Indonesia Lowers Key Rate to 6.5%

Indonesia's central bank unexpectedly cut its benchmark interest rate by 25 bps to 6.5 percent at its June 16th 2016 meeting, mentioning benign inflation, a relatively stable currency and a narrowing current account deficit. It is the fourth cut so far this year, as central bank tries to spur economic growth. Policymakers also slashed its overnight deposit facility rate and lending facility rate by 25 basis points to 4.5 percent and 7 percent respectively.
Bank Indonesia | Mojdeh Kazemi | 6/16/2016 3:20:19 PM
Excerpt from the statement by the Bank Indonesia:

Bank Indonesia will ease macroprudential policy while maintaining compliance to prudential principles[1] by: (i) relaxing the loan-to-value ratio (LTV) and financing-to-value ratio (FTV) on housing loans/financing as attached; and (ii) relaxing partially prepaid loans/financing pursuant to regulations concerning phased loan/financing in line with the construction progress of the associated property as a second loan/financing facility. Furthermore, to boost banking credit Bank Indonesia will also raise the floor on the Reserve Requirement - Loan to Financing Ratio (RR-LFR) from 78% to 80%, with the ceiling maintained at 92%. The new macroprudential policies will take effect in August 2016.

Domestic economic growth was observed to improve in the second quarter of 2016, albeit not as strong as previously predicted. Household consumption was noted to increase as retail sales surged during the approach the Eid-ul-Fitr and annual bonuses were disbursed. Despite a further surge in government capital spending, investment, especially non-construction investment, showed no significant signs of growth. Concerning the external sector, limited export growth was recorded with exports of several commodities beginning to pick up. Bank Indonesia perceives the need for additional measures to stimulate domestic demand and, therefore, strengthen economic growth momentum. Consequently, domestic economic growth is projected to be in the range of 5.0-5.4% (yoy) in 2016.

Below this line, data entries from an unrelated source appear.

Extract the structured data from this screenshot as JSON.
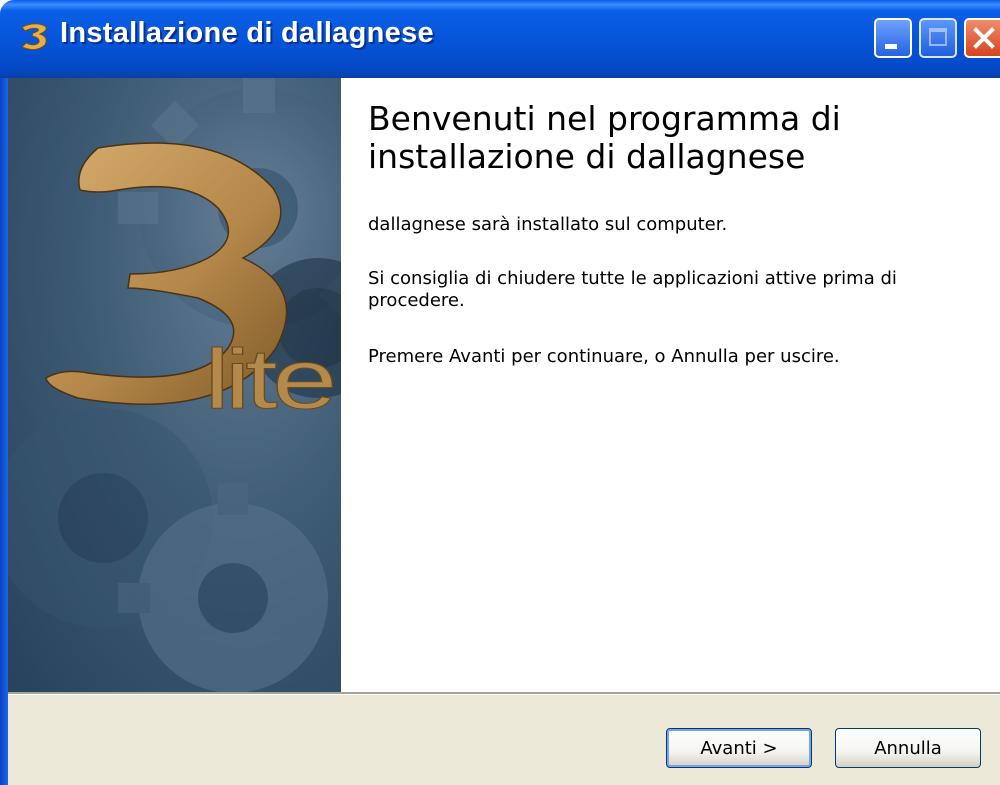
{
  "window": {
    "title": "Installazione di dallagnese",
    "title_icon": "installer-3lite-icon",
    "controls": [
      "minimize-icon",
      "maximize-icon",
      "close-icon"
    ]
  },
  "banner": {
    "logo_number": "3",
    "logo_word": "lite"
  },
  "content": {
    "heading": "Benvenuti nel programma di installazione di dallagnese",
    "paragraph1": "dallagnese sarà installato sul computer.",
    "paragraph2": "Si consiglia di chiudere tutte le applicazioni attive prima di procedere.",
    "paragraph3": "Premere Avanti per continuare, o Annulla per uscire."
  },
  "buttons": {
    "next_label": "Avanti >",
    "cancel_label": "Annulla"
  },
  "colors": {
    "titlebar": "#0554d8",
    "accent_gold": "#b88a4a",
    "footer_bg": "#ece9d8"
  }
}
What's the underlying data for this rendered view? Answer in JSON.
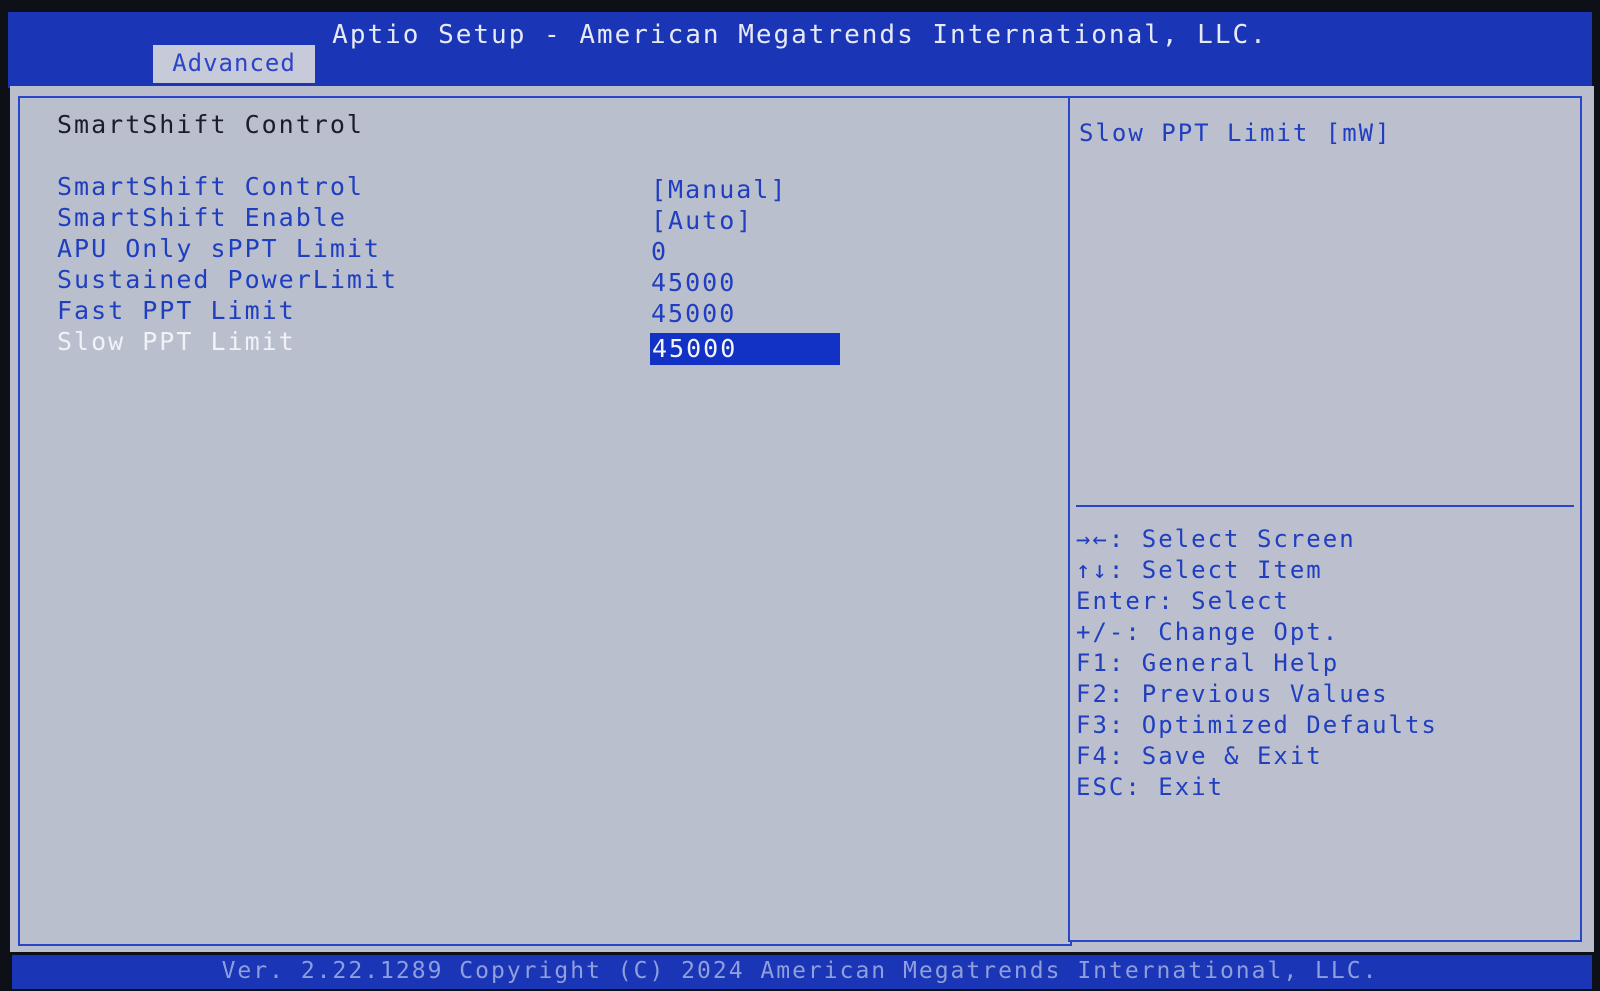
{
  "header": {
    "title": "Aptio Setup - American Megatrends International, LLC.",
    "active_tab": "Advanced"
  },
  "page": {
    "section_title": "SmartShift Control",
    "items": [
      {
        "label": "SmartShift Control",
        "value": "[Manual]"
      },
      {
        "label": "SmartShift Enable",
        "value": "[Auto]"
      },
      {
        "label": "APU Only sPPT Limit",
        "value": "0"
      },
      {
        "label": "Sustained PowerLimit",
        "value": "45000"
      },
      {
        "label": "Fast PPT Limit",
        "value": "45000"
      },
      {
        "label": "Slow PPT Limit",
        "value": "45000",
        "selected": true
      }
    ]
  },
  "help": {
    "text": "Slow PPT Limit [mW]"
  },
  "keys": [
    "→←: Select Screen",
    "↑↓: Select Item",
    "Enter: Select",
    "+/-: Change Opt.",
    "F1: General Help",
    "F2: Previous Values",
    "F3: Optimized Defaults",
    "F4: Save & Exit",
    "ESC: Exit"
  ],
  "footer": {
    "text": "Ver. 2.22.1289 Copyright (C) 2024 American Megatrends International, LLC."
  },
  "colors": {
    "frame_blue": "#1a35b6",
    "panel_gray": "#babfcd",
    "text_blue": "#1f3ec0",
    "highlight": "#1132c4"
  }
}
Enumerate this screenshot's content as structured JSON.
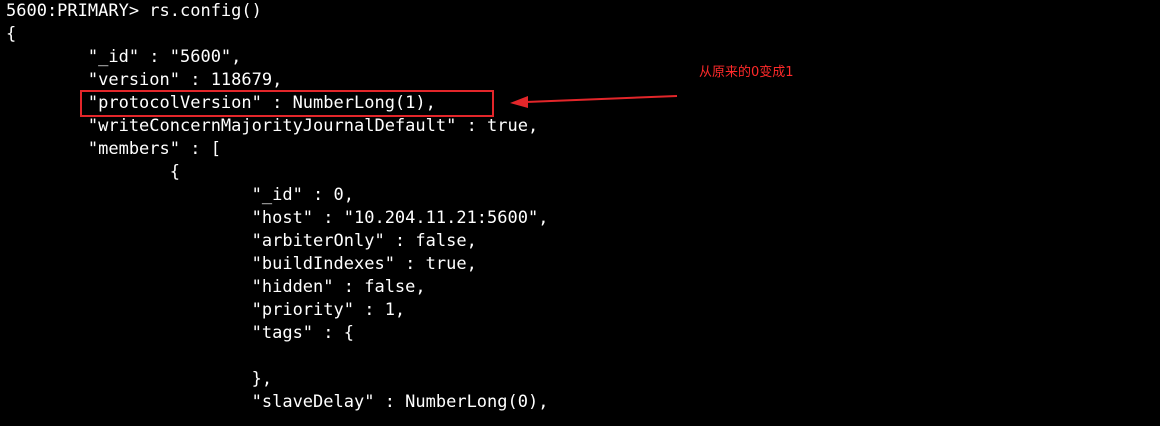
{
  "terminal": {
    "lines": [
      "5600:PRIMARY> rs.config()",
      "{",
      "        \"_id\" : \"5600\",",
      "        \"version\" : 118679,",
      "        \"protocolVersion\" : NumberLong(1),",
      "        \"writeConcernMajorityJournalDefault\" : true,",
      "        \"members\" : [",
      "                {",
      "                        \"_id\" : 0,",
      "                        \"host\" : \"10.204.11.21:5600\",",
      "                        \"arbiterOnly\" : false,",
      "                        \"buildIndexes\" : true,",
      "                        \"hidden\" : false,",
      "                        \"priority\" : 1,",
      "                        \"tags\" : {",
      "",
      "                        },",
      "                        \"slaveDelay\" : NumberLong(0),"
    ]
  },
  "annotation": {
    "text": "从原来的0变成1",
    "color": "#e3262a"
  }
}
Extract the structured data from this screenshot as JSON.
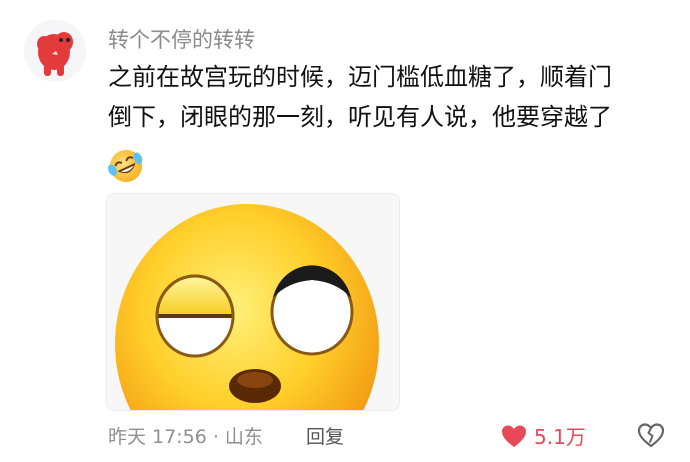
{
  "comment": {
    "username": "转个不停的转转",
    "content_lines": [
      "之前在故宫玩的时候，迈门槛低血糖了，顺着门",
      "倒下，闭眼的那一刻，听见有人说，他要穿越了"
    ],
    "inline_emoji": "laughing-crying-emoji",
    "media_icon": "one-eye-closed-emoji-image",
    "meta": "昨天 17:56 · 山东",
    "reply_label": "回复",
    "like_count": "5.1万",
    "like_active": true,
    "colors": {
      "like": "#e8495a",
      "meta": "#8f8f94",
      "username": "#8a8a8f",
      "avatar_figure": "#e33b3b"
    }
  }
}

Indonesia’s trade balance recorded a surplus in May 2016, primarily supported by a non-oil and gas trade surplus. The trade surplus stood at USD0.38 billion, lower than USD0.66 billion the month earlier. A seasonal increase in oil imports during the run up to Ramadan and Eid-ul-Fitr contributed to the lower trade surplus. The trade surplus was still in line with the projected current account deficit in the second quarter of 2016. 

The rupiah strengthened in June 2016, after depreciating the month earlier as risk accumulated on global financial markets due to the expected FFR hike. On average, the Rupiah depreciated 1.95% (mtm) to a level of Rp13,434 per USD in May 2016. Depreciatory pressures, which were also felt in other countries, were triggered by global risks associated with the proposed FFR hike. The Rupiah rebounded at the beginning of June 2016, however, as foreign capital flowed back into Indonesia after weaker-than-expected labour data was announced in the United States. The Federal Reserve’s decision to postpone the FFR hike at the FOMC on 15th June 2016 should help stabilise the Rupiah. Looking forward, Bank Indonesia will continue to maintain exchange rate stability in line with the rupiah’s fundamental value.

Financial system was stable, with a resilient banking system. In April 2016, the Capital Adequacy Ratio (CAR) stood at 21.7%, while the ratio of non-performing loans (NPL) was recorded at 2.9% (gross) and 1.5% (net). Looser monetary policy was transmitted through the interest rate channel, as reflected by lower deposit and lending rates in the banking industry. In contrast, monetary policy transmission through the credit channel was not optimal. The Federal Reserve’s decision to postpone the FFR hike at the FOMC on 15th June 2016 should help stabilise the rupiah. Credit growth continued to decelerate from 8.7% (yoy) in March 2016 to 8.0% (yoy) in April 2016. Similarly, deposit growth slowed to 6.2% (yoy) in April 2016 from 6.4% (yoy) the month earlier. Bank Indonesia considers the need for looser policy to catalyse credit growth on both the supply and demand sides in order to bolster future economic growth.

Indonesia Lowers Key Rate to 6.5%